stand will influence others and express concern that many share!
Don B. Pratt
Im-pal- a,

Commerce Senior
Ken Vance

Graduate Student
in Communications
Gilbert Wilson
Free Lance Artist
Junior
Kii

Tronhles Alumnus

am writing from the distant
past, as a member of the Class of
I

in connection with the Rupp-Talleaffair. It troubles me that
this young man has been excluded
from the team. I believe expulsion
was completely out of order.
1916,

nt

In my opinion, a coach is a
teacher and should act as one.
Rightly construed, the curriculum
includes athletics with the primary
objective being development and
growth of the student. Winning is
important but not primary.
From this point of view conflict
between coach (teacher) and player
(student) offers an excellent chance
for learning, not for "disciplining"
or retribution. Putting this in the
vernacular, it is a chance for the
coach to "catch the breaks" in the
interest of learning.
With the facts at my disposal
it seems to me that the least the
coach, as an established person,
should do is to reinstate the player
and allow him to reestablish himself. To do less may well be prejudicial to the University, the coach
and the player, but to the latter
least of all.
Karl P. Zerfoss
ChkQgo

* 27. IM7 --

THE KENTUCKY KERNEL. Monday, Maidi

'

POSITION PAPERS About Hours And AWS
YAF: Abolish Hours

SOS: Abolish AWS
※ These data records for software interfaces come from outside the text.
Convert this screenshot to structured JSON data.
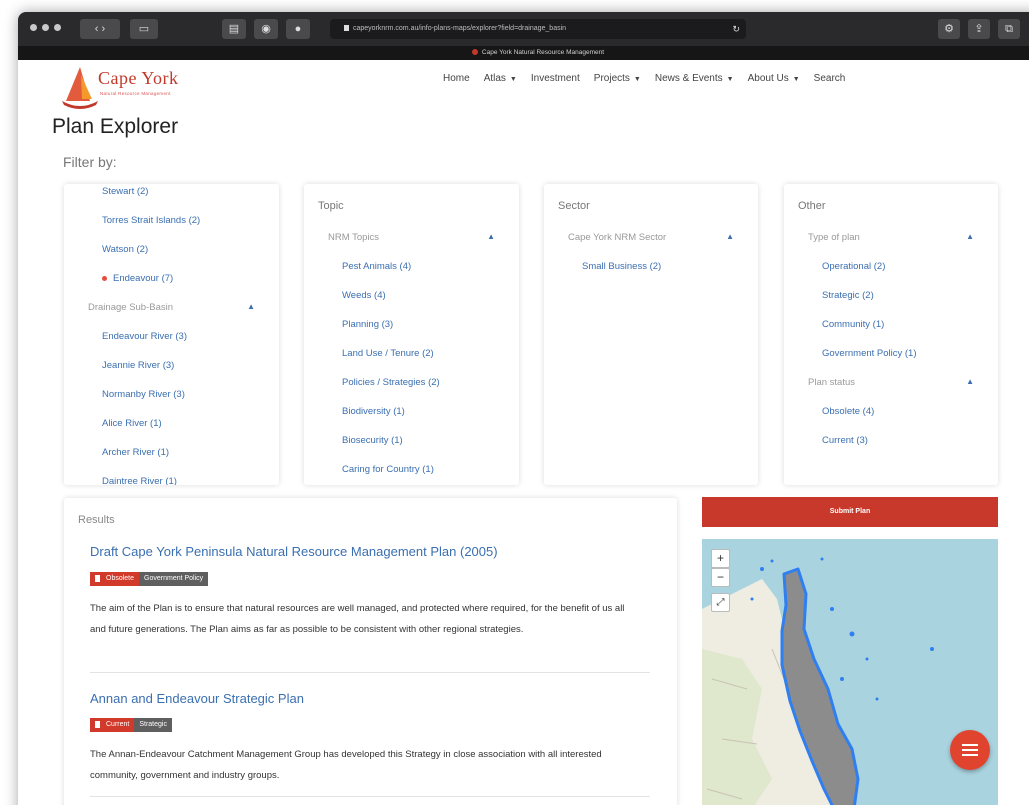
{
  "browser": {
    "url": "capeyorknrm.com.au/info-plans-maps/explorer?field=drainage_basin",
    "tab_title": "Cape York Natural Resource Management"
  },
  "site": {
    "logo_text": "Cape York",
    "logo_tagline": "Natural Resource Management",
    "nav": [
      {
        "label": "Home",
        "dropdown": false
      },
      {
        "label": "Atlas",
        "dropdown": true
      },
      {
        "label": "Investment",
        "dropdown": false
      },
      {
        "label": "Projects",
        "dropdown": true
      },
      {
        "label": "News & Events",
        "dropdown": true
      },
      {
        "label": "About Us",
        "dropdown": true
      },
      {
        "label": "Search",
        "dropdown": false
      }
    ]
  },
  "page": {
    "title": "Plan Explorer",
    "filter_label": "Filter by:"
  },
  "filters": {
    "location": {
      "items": [
        {
          "label": "Stewart (2)",
          "type": "link"
        },
        {
          "label": "Torres Strait Islands (2)",
          "type": "link"
        },
        {
          "label": "Watson (2)",
          "type": "link"
        },
        {
          "label": "Endeavour (7)",
          "type": "selected"
        },
        {
          "label": "Drainage Sub-Basin",
          "type": "group"
        },
        {
          "label": "Endeavour River (3)",
          "type": "link"
        },
        {
          "label": "Jeannie River (3)",
          "type": "link"
        },
        {
          "label": "Normanby River (3)",
          "type": "link"
        },
        {
          "label": "Alice River (1)",
          "type": "link"
        },
        {
          "label": "Archer River (1)",
          "type": "link"
        },
        {
          "label": "Daintree River (1)",
          "type": "link"
        }
      ]
    },
    "topic": {
      "heading": "Topic",
      "items": [
        {
          "label": "NRM Topics",
          "type": "group"
        },
        {
          "label": "Pest Animals (4)",
          "type": "link"
        },
        {
          "label": "Weeds (4)",
          "type": "link"
        },
        {
          "label": "Planning (3)",
          "type": "link"
        },
        {
          "label": "Land Use / Tenure (2)",
          "type": "link"
        },
        {
          "label": "Policies / Strategies (2)",
          "type": "link"
        },
        {
          "label": "Biodiversity (1)",
          "type": "link"
        },
        {
          "label": "Biosecurity (1)",
          "type": "link"
        },
        {
          "label": "Caring for Country (1)",
          "type": "link"
        }
      ]
    },
    "sector": {
      "heading": "Sector",
      "items": [
        {
          "label": "Cape York NRM Sector",
          "type": "group"
        },
        {
          "label": "Small Business (2)",
          "type": "link"
        }
      ]
    },
    "other": {
      "heading": "Other",
      "items": [
        {
          "label": "Type of plan",
          "type": "group"
        },
        {
          "label": "Operational (2)",
          "type": "link"
        },
        {
          "label": "Strategic (2)",
          "type": "link"
        },
        {
          "label": "Community (1)",
          "type": "link"
        },
        {
          "label": "Government Policy (1)",
          "type": "link"
        },
        {
          "label": "Plan status",
          "type": "group"
        },
        {
          "label": "Obsolete (4)",
          "type": "link"
        },
        {
          "label": "Current (3)",
          "type": "link"
        }
      ]
    }
  },
  "results": {
    "heading": "Results",
    "items": [
      {
        "title": "Draft Cape York Peninsula Natural Resource Management Plan (2005)",
        "status": "Obsolete",
        "category": "Government Policy",
        "description": "The aim of the Plan is to ensure that natural resources are well managed, and protected where required, for the benefit of us all and future generations. The Plan aims as far as possible to be consistent with other regional strategies."
      },
      {
        "title": "Annan and Endeavour Strategic Plan",
        "status": "Current",
        "category": "Strategic",
        "description": "The Annan-Endeavour Catchment Management Group has developed this Strategy in close association with all interested community, government and industry groups."
      }
    ]
  },
  "sidebar": {
    "submit_label": "Submit Plan",
    "map_zoom_in": "+",
    "map_zoom_out": "−"
  },
  "colors": {
    "accent": "#c8392b",
    "link": "#3a6fb0",
    "catchment": "#8c8c8c",
    "catchment_outline": "#2f7ff0"
  }
}
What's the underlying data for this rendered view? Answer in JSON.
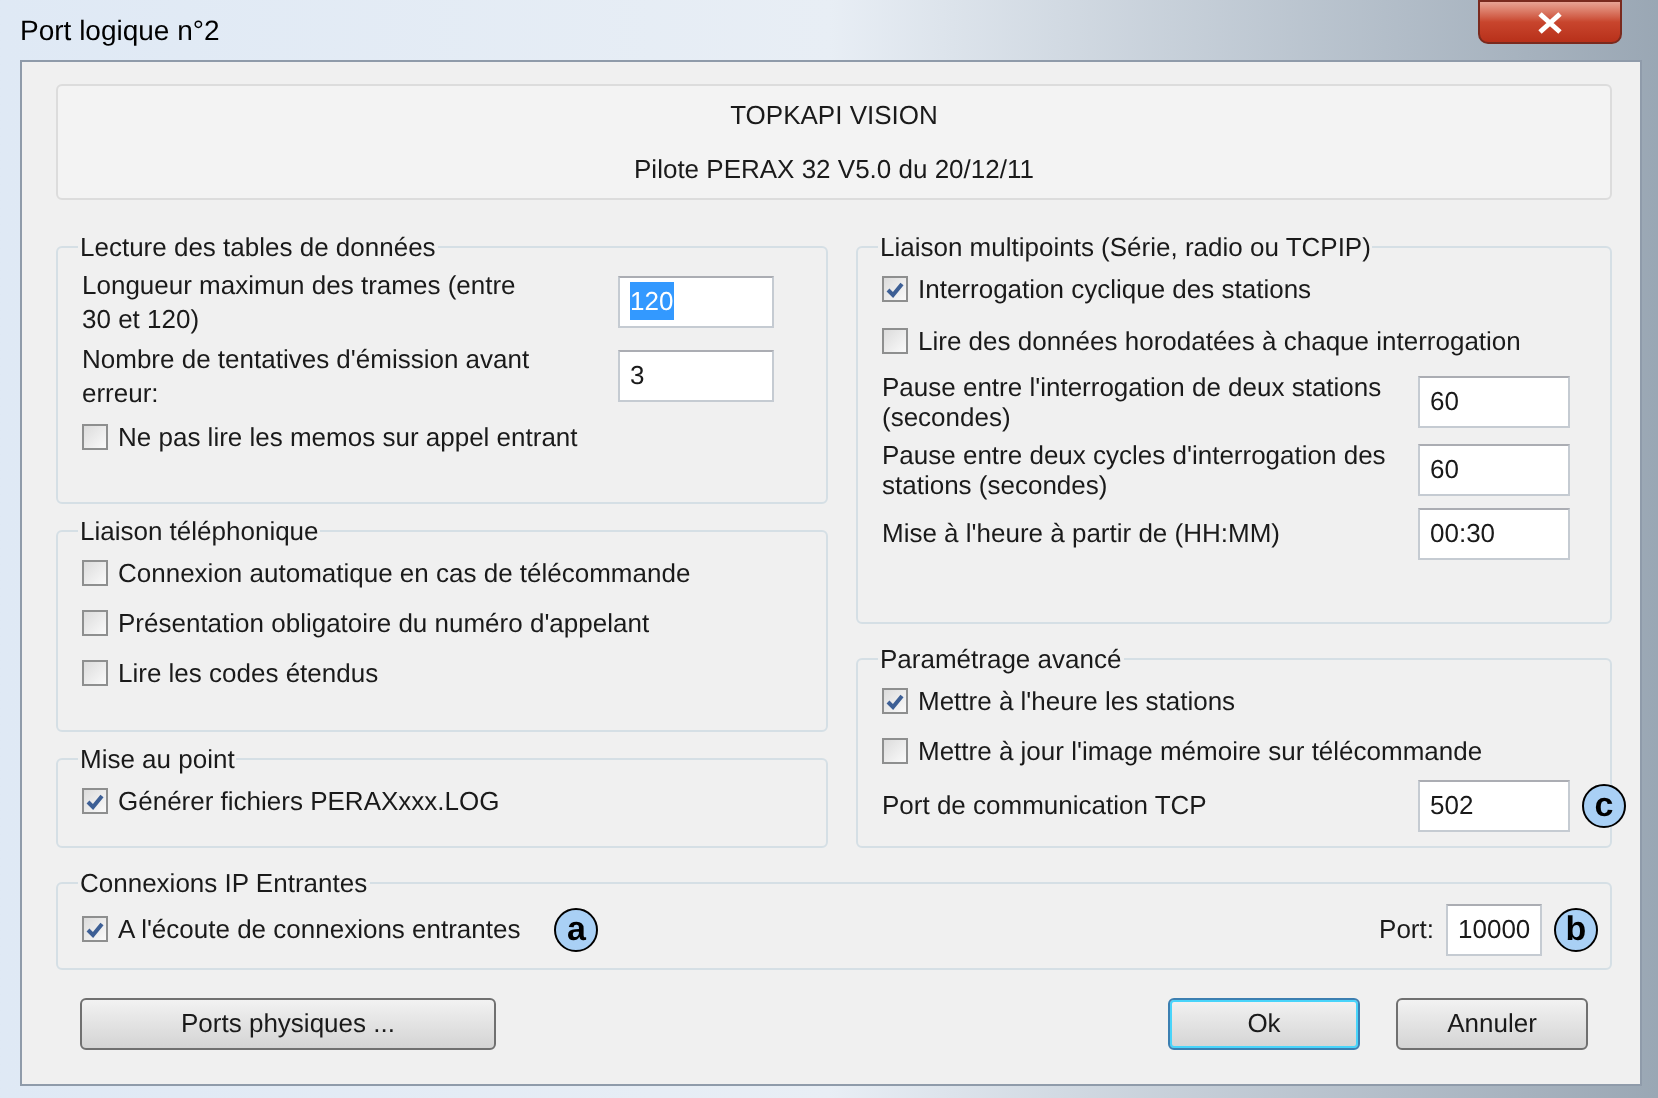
{
  "window": {
    "title": "Port logique n°2"
  },
  "header": {
    "lines": [
      "TOPKAPI VISION",
      "Pilote PERAX 32 V5.0 du 20/12/11"
    ]
  },
  "left_groups": [
    {
      "title": "Lecture des tables de données",
      "items": [
        {
          "kind": "field",
          "label": "Longueur maximun des trames (entre 30 et 120)",
          "value": "120",
          "text_selected": true
        },
        {
          "kind": "field",
          "label": "Nombre de tentatives d'émission avant erreur:",
          "value": "3",
          "text_selected": false
        },
        {
          "kind": "checkbox",
          "label": "Ne pas lire les memos sur appel entrant",
          "checked": false
        }
      ]
    },
    {
      "title": "Liaison téléphonique",
      "items": [
        {
          "kind": "checkbox",
          "label": "Connexion automatique en cas de télécommande",
          "checked": false
        },
        {
          "kind": "checkbox",
          "label": "Présentation obligatoire du numéro d'appelant",
          "checked": false
        },
        {
          "kind": "checkbox",
          "label": "Lire les codes étendus",
          "checked": false
        }
      ]
    },
    {
      "title": "Mise au point",
      "items": [
        {
          "kind": "checkbox",
          "label": "Générer fichiers PERAXxxx.LOG",
          "checked": true
        }
      ]
    }
  ],
  "right_groups": [
    {
      "title": "Liaison multipoints (Série, radio ou TCPIP)",
      "items": [
        {
          "kind": "checkbox",
          "label": "Interrogation cyclique des stations",
          "checked": true
        },
        {
          "kind": "checkbox",
          "label": "Lire des données horodatées à chaque interrogation",
          "checked": false
        },
        {
          "kind": "field",
          "label": "Pause entre l'interrogation de deux stations (secondes)",
          "value": "60",
          "text_selected": false
        },
        {
          "kind": "field",
          "label": "Pause entre deux cycles d'interrogation des stations (secondes)",
          "value": "60",
          "text_selected": false
        },
        {
          "kind": "field",
          "label": "Mise à l'heure à partir de (HH:MM)",
          "value": "00:30",
          "text_selected": false
        }
      ]
    },
    {
      "title": "Paramétrage avancé",
      "items": [
        {
          "kind": "checkbox",
          "label": "Mettre à l'heure les stations",
          "checked": true
        },
        {
          "kind": "checkbox",
          "label": "Mettre à jour l'image mémoire sur télécommande",
          "checked": false
        },
        {
          "kind": "field",
          "label": "Port de communication TCP",
          "value": "502",
          "text_selected": false,
          "callout": "c"
        }
      ]
    }
  ],
  "ip_group": {
    "title": "Connexions IP Entrantes",
    "checkbox": {
      "label": "A l'écoute de connexions entrantes",
      "checked": true,
      "callout": "a"
    },
    "port": {
      "label": "Port:",
      "value": "10000",
      "callout": "b"
    }
  },
  "buttons": [
    {
      "label": "Ports physiques ...",
      "default": false
    },
    {
      "label": "Ok",
      "default": true
    },
    {
      "label": "Annuler",
      "default": false
    }
  ]
}
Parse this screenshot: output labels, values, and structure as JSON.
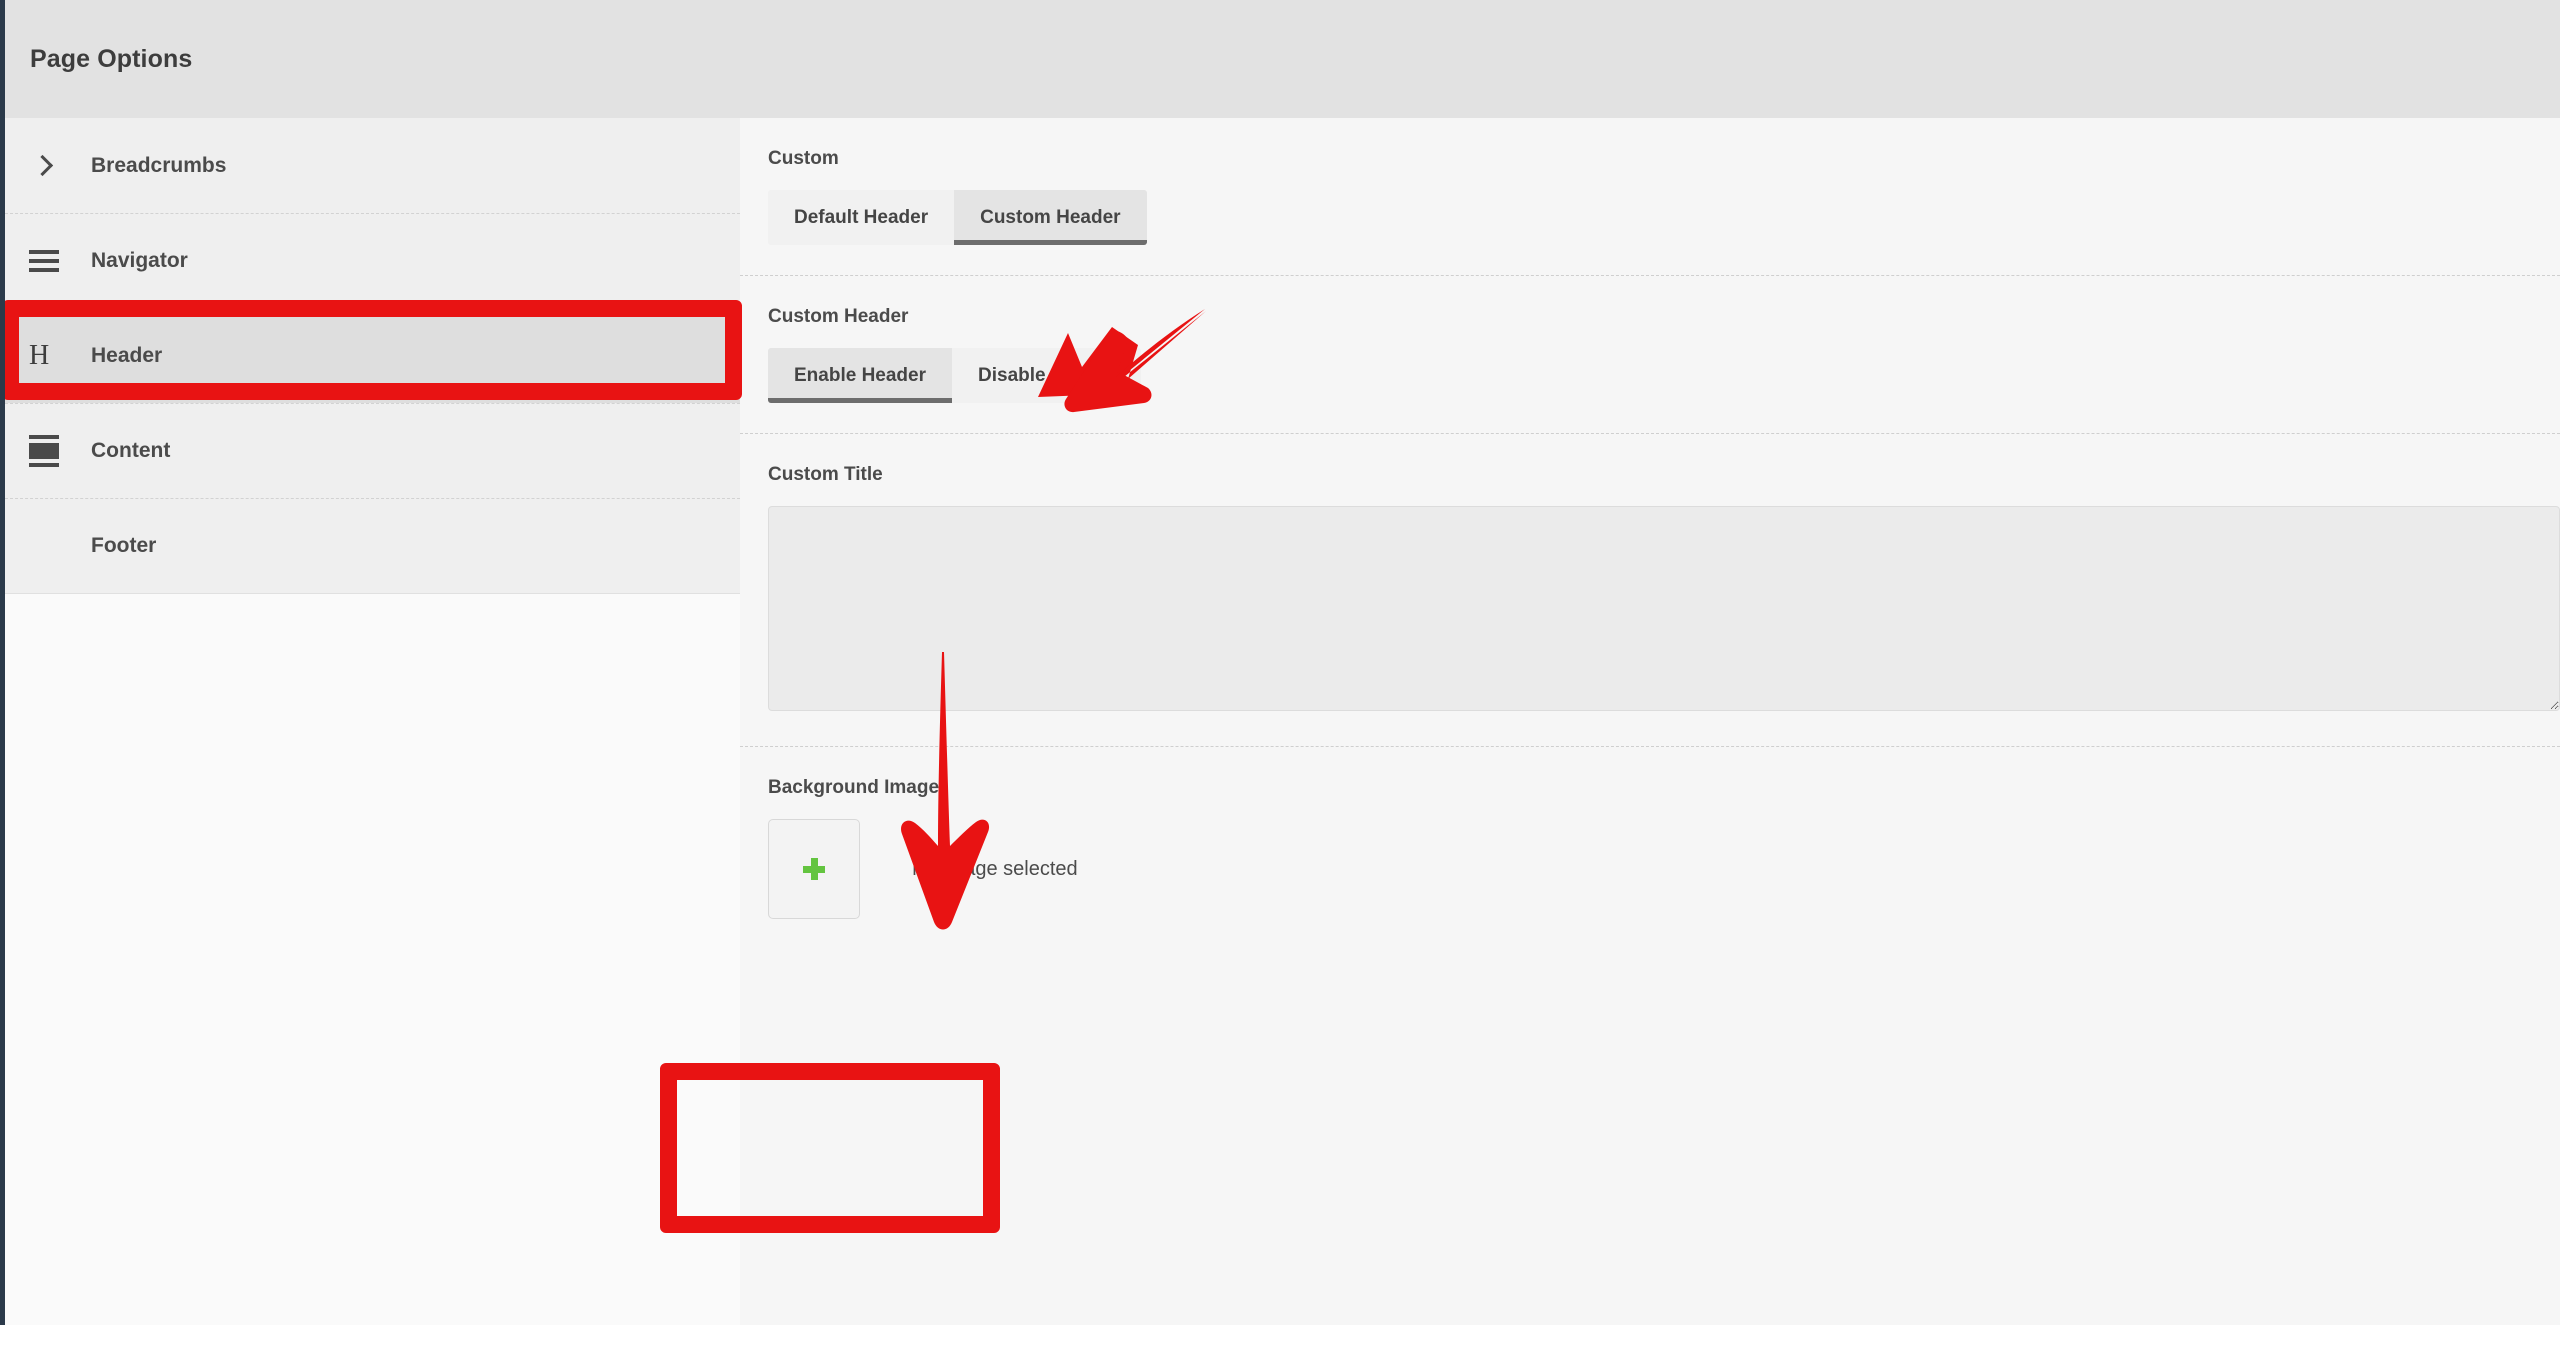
{
  "window": {
    "title": "Page Options"
  },
  "sidebar": {
    "items": [
      {
        "label": "Breadcrumbs",
        "icon": "chevron-right-icon",
        "active": false
      },
      {
        "label": "Navigator",
        "icon": "hamburger-menu-icon",
        "active": false
      },
      {
        "label": "Header",
        "icon": "heading-h-icon",
        "active": true
      },
      {
        "label": "Content",
        "icon": "content-layout-icon",
        "active": false
      },
      {
        "label": "Footer",
        "icon": "none",
        "active": false
      }
    ]
  },
  "panel": {
    "custom_section": {
      "label": "Custom",
      "options": [
        "Default Header",
        "Custom Header"
      ],
      "selected": "Custom Header"
    },
    "custom_header_section": {
      "label": "Custom Header",
      "options": [
        "Enable Header",
        "Disable Header"
      ],
      "selected": "Enable Header"
    },
    "custom_title_section": {
      "label": "Custom Title",
      "value": "",
      "placeholder": ""
    },
    "background_image_section": {
      "label": "Background Image",
      "add_icon": "plus-icon",
      "status": "No image selected"
    }
  },
  "annotations": {
    "highlight_color": "#e81313",
    "boxes": [
      "header-sidebar-item",
      "background-image-field"
    ],
    "arrows": [
      "arrow-to-custom-header-toggle",
      "arrow-to-custom-title-field"
    ]
  },
  "colors": {
    "accent_green": "#63c43f",
    "annotation_red": "#e81313",
    "topbar_bg": "#e2e2e2",
    "sidebar_bg": "#efefef",
    "panel_bg": "#f6f6f6",
    "active_item_bg": "#dedede"
  }
}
By II NK DAVIS
The Bourbon and Tobacco Cazctte Staff
YAF Vice Chairman
Well, gang, AWS elections are over, and, as always, the camThat man in society should Ik fiee is a fundapaign was devoid of issues. There were plenty of issues to be mental premise which needs no defense, freedom
discussed, but apparently not enough people were willing to being a good in itself. That the situation of the
discuss them.
student in a University environment is greatly
There was some interest in holding a forum at the Student
different, however, Incomes obvious when it is
Center patio, where candidates could present their platforms. considered that:
However, the AWS Senate turned down